*** Data supplied Section Begins ***
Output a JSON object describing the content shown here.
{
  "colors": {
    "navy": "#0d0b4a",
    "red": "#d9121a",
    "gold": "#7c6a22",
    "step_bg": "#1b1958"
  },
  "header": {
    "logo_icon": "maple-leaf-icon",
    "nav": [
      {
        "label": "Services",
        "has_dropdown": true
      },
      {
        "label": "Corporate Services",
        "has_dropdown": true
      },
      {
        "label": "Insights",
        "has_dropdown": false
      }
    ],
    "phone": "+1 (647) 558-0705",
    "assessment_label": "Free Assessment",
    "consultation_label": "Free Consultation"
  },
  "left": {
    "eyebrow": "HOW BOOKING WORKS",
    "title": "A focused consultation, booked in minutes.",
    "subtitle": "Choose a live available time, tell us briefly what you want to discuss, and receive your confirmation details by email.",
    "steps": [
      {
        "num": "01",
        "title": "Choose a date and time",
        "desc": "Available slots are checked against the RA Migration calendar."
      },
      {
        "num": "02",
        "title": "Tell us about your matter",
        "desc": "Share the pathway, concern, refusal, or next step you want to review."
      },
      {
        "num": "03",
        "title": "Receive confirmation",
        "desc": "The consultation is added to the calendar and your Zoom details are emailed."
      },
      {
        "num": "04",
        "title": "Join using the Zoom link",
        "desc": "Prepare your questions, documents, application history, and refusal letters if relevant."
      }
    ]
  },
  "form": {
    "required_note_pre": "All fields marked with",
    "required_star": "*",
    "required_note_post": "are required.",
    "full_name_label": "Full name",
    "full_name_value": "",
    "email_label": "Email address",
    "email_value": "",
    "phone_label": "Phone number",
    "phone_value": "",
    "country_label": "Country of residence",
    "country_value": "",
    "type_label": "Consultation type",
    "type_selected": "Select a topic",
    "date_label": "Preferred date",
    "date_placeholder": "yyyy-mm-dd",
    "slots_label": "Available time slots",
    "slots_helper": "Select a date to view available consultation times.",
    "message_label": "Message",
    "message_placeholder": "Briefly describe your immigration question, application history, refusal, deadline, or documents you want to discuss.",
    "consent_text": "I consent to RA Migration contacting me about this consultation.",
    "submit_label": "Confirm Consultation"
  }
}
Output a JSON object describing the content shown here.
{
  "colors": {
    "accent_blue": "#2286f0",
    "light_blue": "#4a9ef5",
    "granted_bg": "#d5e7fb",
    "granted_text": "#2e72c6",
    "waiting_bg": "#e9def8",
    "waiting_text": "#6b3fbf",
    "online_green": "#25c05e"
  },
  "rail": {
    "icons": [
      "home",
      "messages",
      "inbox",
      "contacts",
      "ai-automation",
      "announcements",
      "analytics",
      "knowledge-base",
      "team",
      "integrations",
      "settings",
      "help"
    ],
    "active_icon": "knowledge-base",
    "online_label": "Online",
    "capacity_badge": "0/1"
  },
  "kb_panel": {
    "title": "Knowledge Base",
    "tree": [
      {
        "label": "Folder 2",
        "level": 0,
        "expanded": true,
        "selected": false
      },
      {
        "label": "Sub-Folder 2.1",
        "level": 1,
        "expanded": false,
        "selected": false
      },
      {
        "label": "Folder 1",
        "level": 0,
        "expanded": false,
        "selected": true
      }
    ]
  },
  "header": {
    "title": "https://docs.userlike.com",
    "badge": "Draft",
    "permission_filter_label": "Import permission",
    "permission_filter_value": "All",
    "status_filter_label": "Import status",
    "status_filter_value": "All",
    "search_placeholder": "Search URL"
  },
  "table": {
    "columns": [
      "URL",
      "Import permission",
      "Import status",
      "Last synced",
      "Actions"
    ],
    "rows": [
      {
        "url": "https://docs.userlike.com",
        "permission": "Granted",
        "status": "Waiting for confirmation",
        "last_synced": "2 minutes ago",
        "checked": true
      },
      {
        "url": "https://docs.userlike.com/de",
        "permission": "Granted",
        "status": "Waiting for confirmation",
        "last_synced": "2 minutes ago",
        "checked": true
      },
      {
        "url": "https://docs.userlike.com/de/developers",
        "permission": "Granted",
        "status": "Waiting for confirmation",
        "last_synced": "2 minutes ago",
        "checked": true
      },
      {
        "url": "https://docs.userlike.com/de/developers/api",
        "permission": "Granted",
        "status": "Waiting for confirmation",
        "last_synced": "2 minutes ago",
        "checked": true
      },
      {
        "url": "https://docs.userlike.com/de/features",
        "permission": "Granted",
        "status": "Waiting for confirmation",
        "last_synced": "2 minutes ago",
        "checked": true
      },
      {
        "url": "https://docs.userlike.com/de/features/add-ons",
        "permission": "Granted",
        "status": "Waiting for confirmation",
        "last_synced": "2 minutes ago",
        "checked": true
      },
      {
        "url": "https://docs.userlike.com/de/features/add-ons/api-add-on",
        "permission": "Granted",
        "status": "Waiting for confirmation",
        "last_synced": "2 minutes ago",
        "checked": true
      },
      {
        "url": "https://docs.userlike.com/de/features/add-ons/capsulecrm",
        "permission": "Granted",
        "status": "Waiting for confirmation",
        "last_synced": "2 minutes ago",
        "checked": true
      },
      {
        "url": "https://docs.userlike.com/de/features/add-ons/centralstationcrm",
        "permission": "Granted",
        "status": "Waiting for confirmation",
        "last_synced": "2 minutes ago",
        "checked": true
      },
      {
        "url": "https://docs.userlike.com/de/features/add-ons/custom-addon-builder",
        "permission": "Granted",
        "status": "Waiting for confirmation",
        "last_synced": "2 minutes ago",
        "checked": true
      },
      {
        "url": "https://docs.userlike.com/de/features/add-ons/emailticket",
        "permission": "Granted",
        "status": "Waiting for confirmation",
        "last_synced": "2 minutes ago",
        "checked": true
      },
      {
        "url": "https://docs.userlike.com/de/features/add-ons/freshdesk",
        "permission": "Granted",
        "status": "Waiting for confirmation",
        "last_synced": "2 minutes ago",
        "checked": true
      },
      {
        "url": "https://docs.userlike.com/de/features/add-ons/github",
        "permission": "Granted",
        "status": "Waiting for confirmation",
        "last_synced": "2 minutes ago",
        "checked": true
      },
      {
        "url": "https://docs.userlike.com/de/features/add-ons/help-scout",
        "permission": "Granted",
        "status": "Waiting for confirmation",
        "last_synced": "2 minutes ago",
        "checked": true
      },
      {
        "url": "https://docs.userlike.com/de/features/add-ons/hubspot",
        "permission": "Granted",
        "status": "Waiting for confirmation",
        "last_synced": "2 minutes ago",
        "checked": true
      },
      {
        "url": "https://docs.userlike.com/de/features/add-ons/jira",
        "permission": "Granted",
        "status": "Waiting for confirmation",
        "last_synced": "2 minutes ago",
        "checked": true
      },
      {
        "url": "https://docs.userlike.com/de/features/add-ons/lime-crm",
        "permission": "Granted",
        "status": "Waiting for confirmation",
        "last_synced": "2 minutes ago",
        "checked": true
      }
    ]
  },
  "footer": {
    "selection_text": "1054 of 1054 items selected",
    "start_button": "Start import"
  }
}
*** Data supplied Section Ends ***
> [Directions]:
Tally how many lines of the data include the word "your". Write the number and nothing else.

> [Reply to the task]:
5